= Problem to work on =
For this exercise, copy out each line of the material below that includes "labels".
◇ ◇ ◇ ◇ ◇
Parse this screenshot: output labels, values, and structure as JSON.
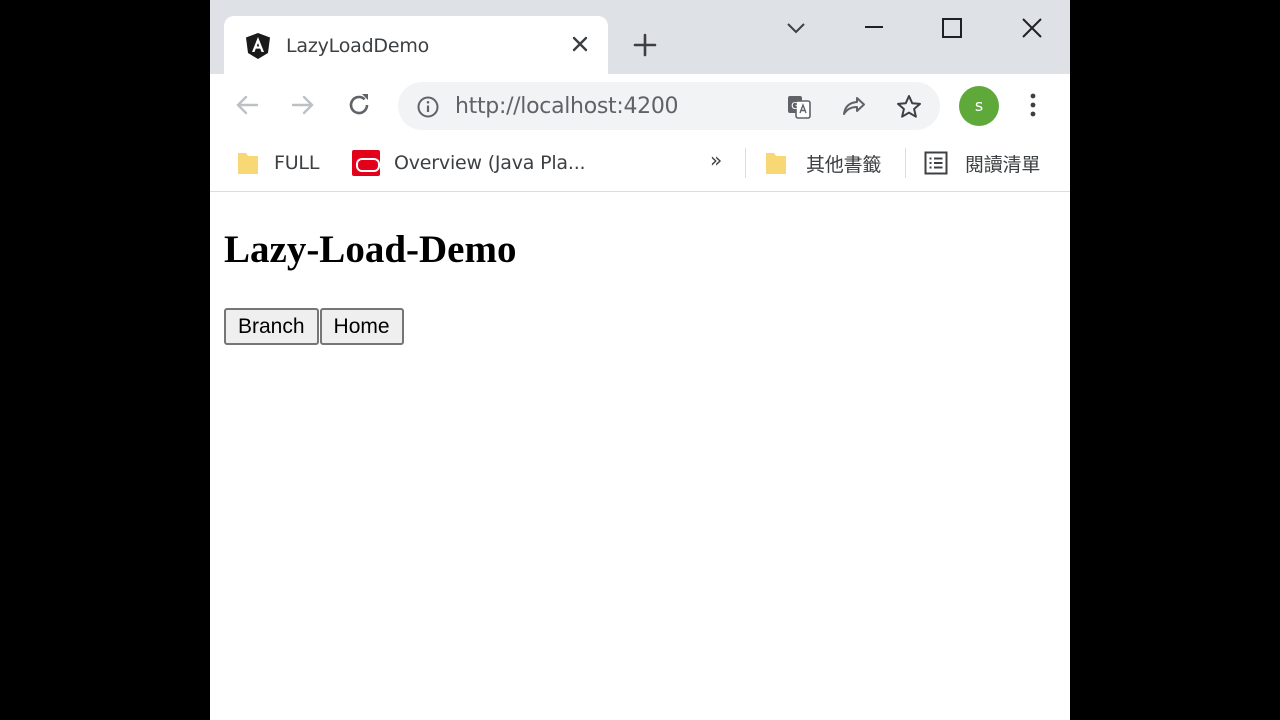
{
  "browser": {
    "tab": {
      "title": "LazyLoadDemo",
      "favicon": "angular-icon"
    },
    "omnibox": {
      "url": "http://localhost:4200"
    },
    "profile": {
      "initial": "s",
      "color": "#5fa83a"
    },
    "bookmarks": [
      {
        "label": "FULL",
        "icon": "folder-icon"
      },
      {
        "label": "Overview (Java Pla...",
        "icon": "oracle-icon"
      }
    ],
    "overflow_label": "»",
    "other_bookmarks": {
      "label": "其他書籤",
      "icon": "folder-icon"
    },
    "reading_list": {
      "label": "閱讀清單",
      "icon": "reading-list-icon"
    }
  },
  "page": {
    "title": "Lazy-Load-Demo",
    "buttons": [
      {
        "label": "Branch"
      },
      {
        "label": "Home"
      }
    ]
  }
}
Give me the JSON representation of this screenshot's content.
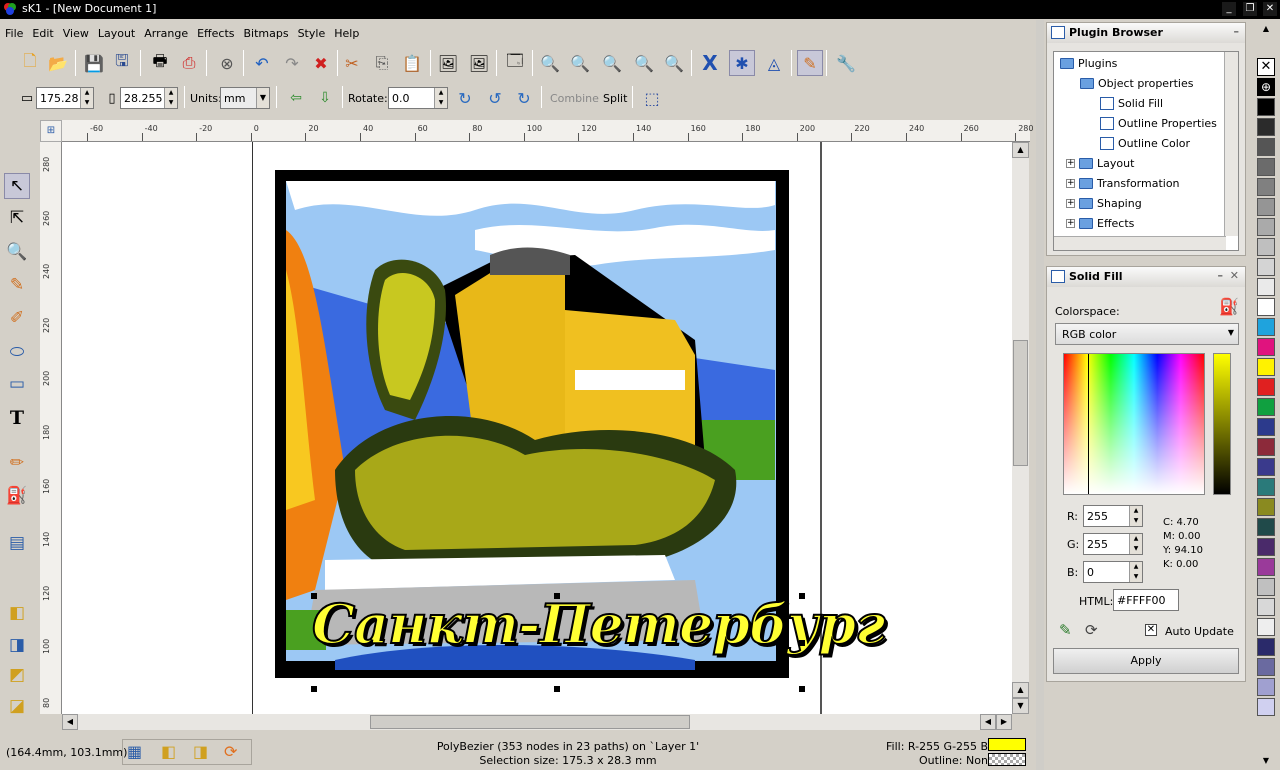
{
  "window": {
    "title": "sK1 - [New Document 1]"
  },
  "menu": [
    "File",
    "Edit",
    "View",
    "Layout",
    "Arrange",
    "Effects",
    "Bitmaps",
    "Style",
    "Help"
  ],
  "toolbar2": {
    "width": "175.28",
    "height": "28.255",
    "units_label": "Units:",
    "units_value": "mm",
    "rotate_label": "Rotate:",
    "rotate_value": "0.0",
    "combine": "Combine",
    "split": "Split"
  },
  "ruler_top": [
    "-60",
    "-40",
    "-20",
    "0",
    "20",
    "40",
    "60",
    "80",
    "100",
    "120",
    "140",
    "160",
    "180",
    "200",
    "220",
    "240",
    "260",
    "280"
  ],
  "ruler_left": [
    "280",
    "260",
    "240",
    "220",
    "200",
    "180",
    "160",
    "140",
    "120",
    "100",
    "80"
  ],
  "artwork_text": "Санкт-Петербург",
  "plugin_browser": {
    "title": "Plugin Browser",
    "items": [
      {
        "label": "Plugins",
        "type": "folder",
        "level": 0
      },
      {
        "label": "Object properties",
        "type": "folder",
        "level": 1
      },
      {
        "label": "Solid Fill",
        "type": "doc",
        "level": 2
      },
      {
        "label": "Outline Properties",
        "type": "doc",
        "level": 2
      },
      {
        "label": "Outline Color",
        "type": "doc",
        "level": 2
      },
      {
        "label": "Layout",
        "type": "folder",
        "level": 1
      },
      {
        "label": "Transformation",
        "type": "folder",
        "level": 1
      },
      {
        "label": "Shaping",
        "type": "folder",
        "level": 1
      },
      {
        "label": "Effects",
        "type": "folder",
        "level": 1
      }
    ]
  },
  "solid_fill": {
    "title": "Solid Fill",
    "colorspace_label": "Colorspace:",
    "colorspace_value": "RGB color",
    "r_label": "R:",
    "r": "255",
    "g_label": "G:",
    "g": "255",
    "b_label": "B:",
    "b": "0",
    "c": "C: 4.70",
    "m": "M: 0.00",
    "y": "Y: 94.10",
    "k": "K: 0.00",
    "html_label": "HTML:",
    "html": "#FFFF00",
    "auto_update": "Auto Update",
    "apply": "Apply"
  },
  "palette": [
    "#000000",
    "#2b2b2b",
    "#555555",
    "#6b6b6b",
    "#808080",
    "#959595",
    "#aaaaaa",
    "#bfbfbf",
    "#d4d4d4",
    "#eaeaea",
    "#ffffff",
    "#1fa3dd",
    "#e0137e",
    "#fff200",
    "#e02020",
    "#10a040",
    "#2c3a8c",
    "#8c2a3a",
    "#3a3a8c",
    "#2a7a7a",
    "#8a8a20",
    "#204a4a",
    "#4a2a6a",
    "#9a3a9a",
    "#c0c0c0",
    "#d8d8d8",
    "#eeeeee",
    "#2a2a6a",
    "#6a6aa0",
    "#a0a0d0",
    "#d0d0f0"
  ],
  "status": {
    "coords": "(164.4mm, 103.1mm)",
    "object": "PolyBezier (353 nodes in 23 paths) on `Layer 1'",
    "selection": "Selection size: 175.3 x 28.3 mm",
    "fill": "Fill: R-255 G-255 B-0",
    "outline": "Outline: None",
    "fill_color": "#ffff00"
  }
}
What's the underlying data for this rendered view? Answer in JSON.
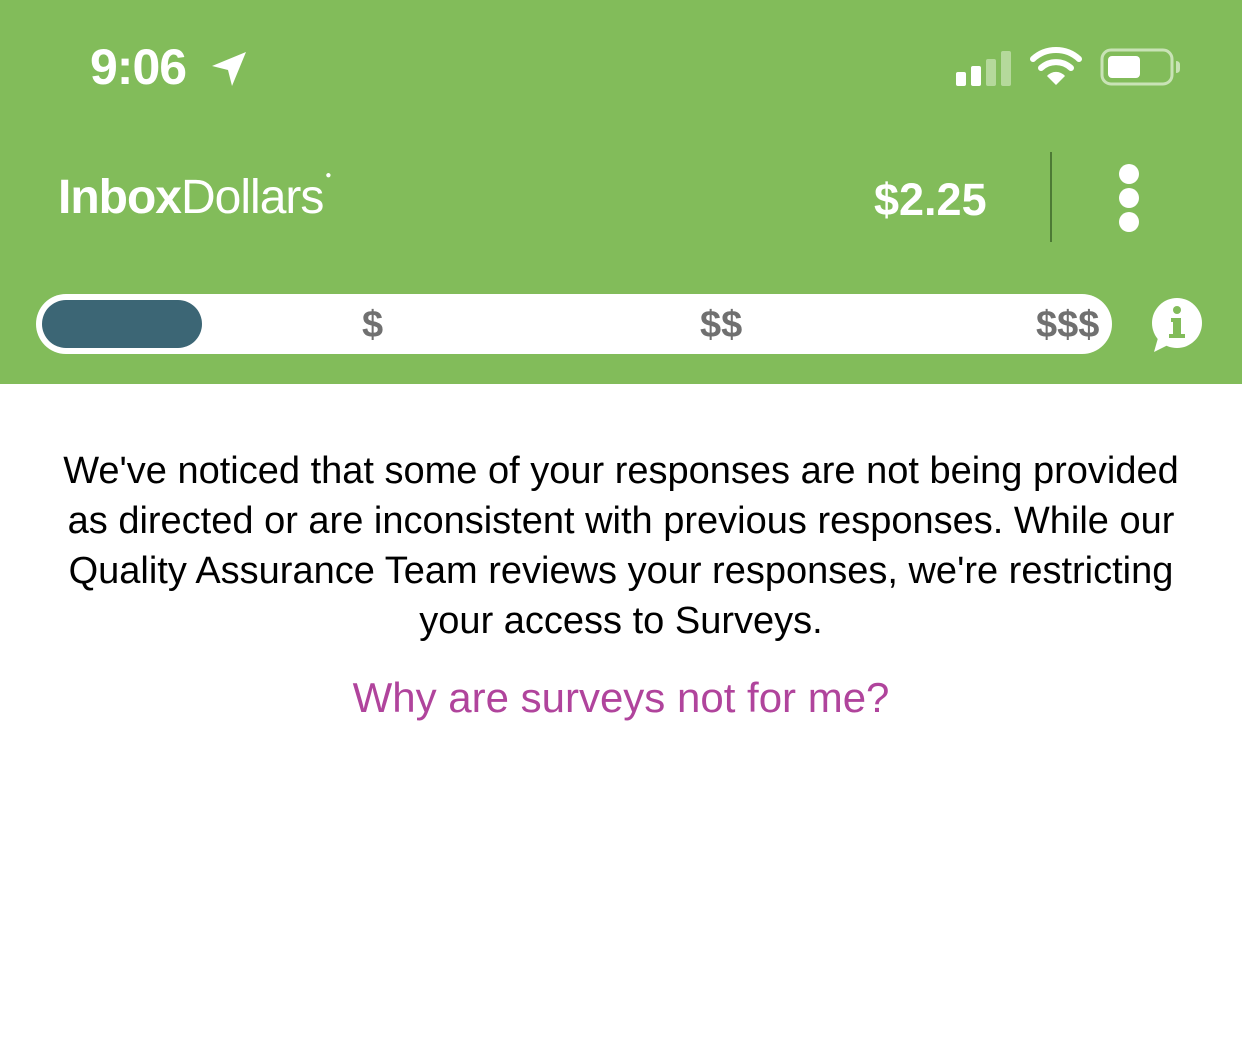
{
  "status_bar": {
    "time": "9:06",
    "icons": [
      "location-arrow-icon",
      "cellular-signal-icon",
      "wifi-icon",
      "battery-icon"
    ]
  },
  "app_bar": {
    "brand_bold": "Inbox",
    "brand_light": "Dollars",
    "balance": "$2.25",
    "menu_icon": "more-vertical-icon"
  },
  "tier_selector": {
    "labels": [
      "$",
      "$$",
      "$$$"
    ],
    "selected_fraction": 0.15,
    "info_icon": "info-bubble-icon"
  },
  "content": {
    "message": "We've noticed that some of your responses are not being provided as directed or are inconsistent with previous responses. While our Quality Assurance Team reviews your responses, we're restricting your access to Surveys.",
    "link": "Why are surveys not for me?"
  },
  "colors": {
    "header_bg": "#82bc5a",
    "tier_fill": "#3c6675",
    "link": "#b0449c",
    "tier_label": "#707070"
  }
}
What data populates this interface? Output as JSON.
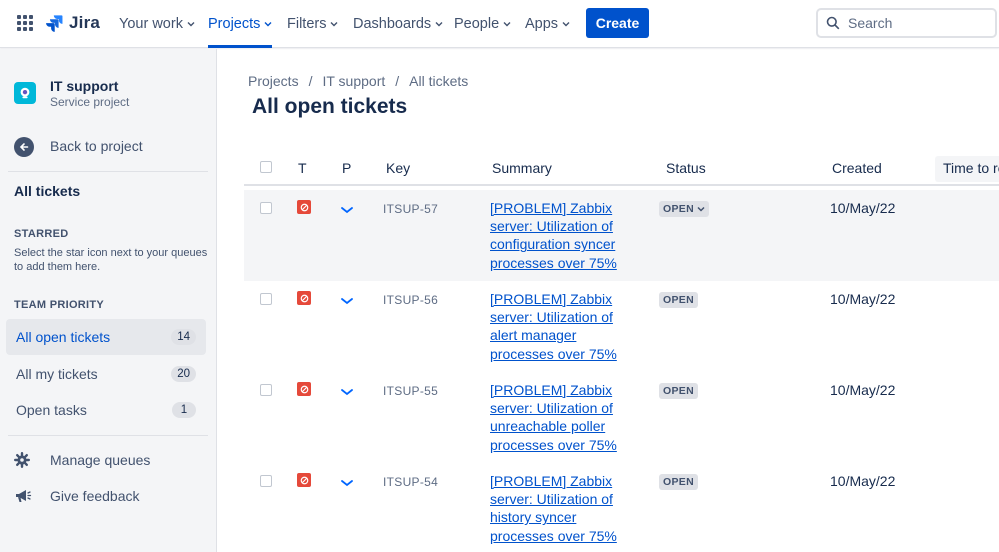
{
  "topnav": {
    "logo_text": "Jira",
    "items": [
      {
        "label": "Your work"
      },
      {
        "label": "Projects"
      },
      {
        "label": "Filters"
      },
      {
        "label": "Dashboards"
      },
      {
        "label": "People"
      },
      {
        "label": "Apps"
      }
    ],
    "create_label": "Create",
    "search_placeholder": "Search",
    "active_item": "Projects",
    "accent_color": "#0052cc"
  },
  "sidebar": {
    "project_name": "IT support",
    "project_type": "Service project",
    "back_label": "Back to project",
    "all_tickets_label": "All tickets",
    "starred_heading": "STARRED",
    "starred_hint": "Select the star icon next to your queues to add them here.",
    "team_priority_heading": "TEAM PRIORITY",
    "queues": [
      {
        "label": "All open tickets",
        "count": "14",
        "selected": true
      },
      {
        "label": "All my tickets",
        "count": "20",
        "selected": false
      },
      {
        "label": "Open tasks",
        "count": "1",
        "selected": false
      }
    ],
    "manage_queues_label": "Manage queues",
    "give_feedback_label": "Give feedback"
  },
  "main": {
    "breadcrumb": [
      "Projects",
      "IT support",
      "All tickets"
    ],
    "breadcrumb_separator": "/",
    "title": "All open tickets",
    "columns": {
      "t": "T",
      "p": "P",
      "key": "Key",
      "summary": "Summary",
      "status": "Status",
      "created": "Created",
      "time_to": "Time to re"
    },
    "rows": [
      {
        "key": "ITSUP-57",
        "summary": "[PROBLEM] Zabbix server: Utilization of configuration syncer processes over 75%",
        "status": "OPEN",
        "created": "10/May/22"
      },
      {
        "key": "ITSUP-56",
        "summary": "[PROBLEM] Zabbix server: Utilization of alert manager processes over 75%",
        "status": "OPEN",
        "created": "10/May/22"
      },
      {
        "key": "ITSUP-55",
        "summary": "[PROBLEM] Zabbix server: Utilization of unreachable poller processes over 75%",
        "status": "OPEN",
        "created": "10/May/22"
      },
      {
        "key": "ITSUP-54",
        "summary": "[PROBLEM] Zabbix server: Utilization of history syncer processes over 75%",
        "status": "OPEN",
        "created": "10/May/22"
      }
    ]
  }
}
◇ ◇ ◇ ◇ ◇
= Exercise answer =
Parse this screenshot: output labels, values, and structure as JSON.
    "labels": [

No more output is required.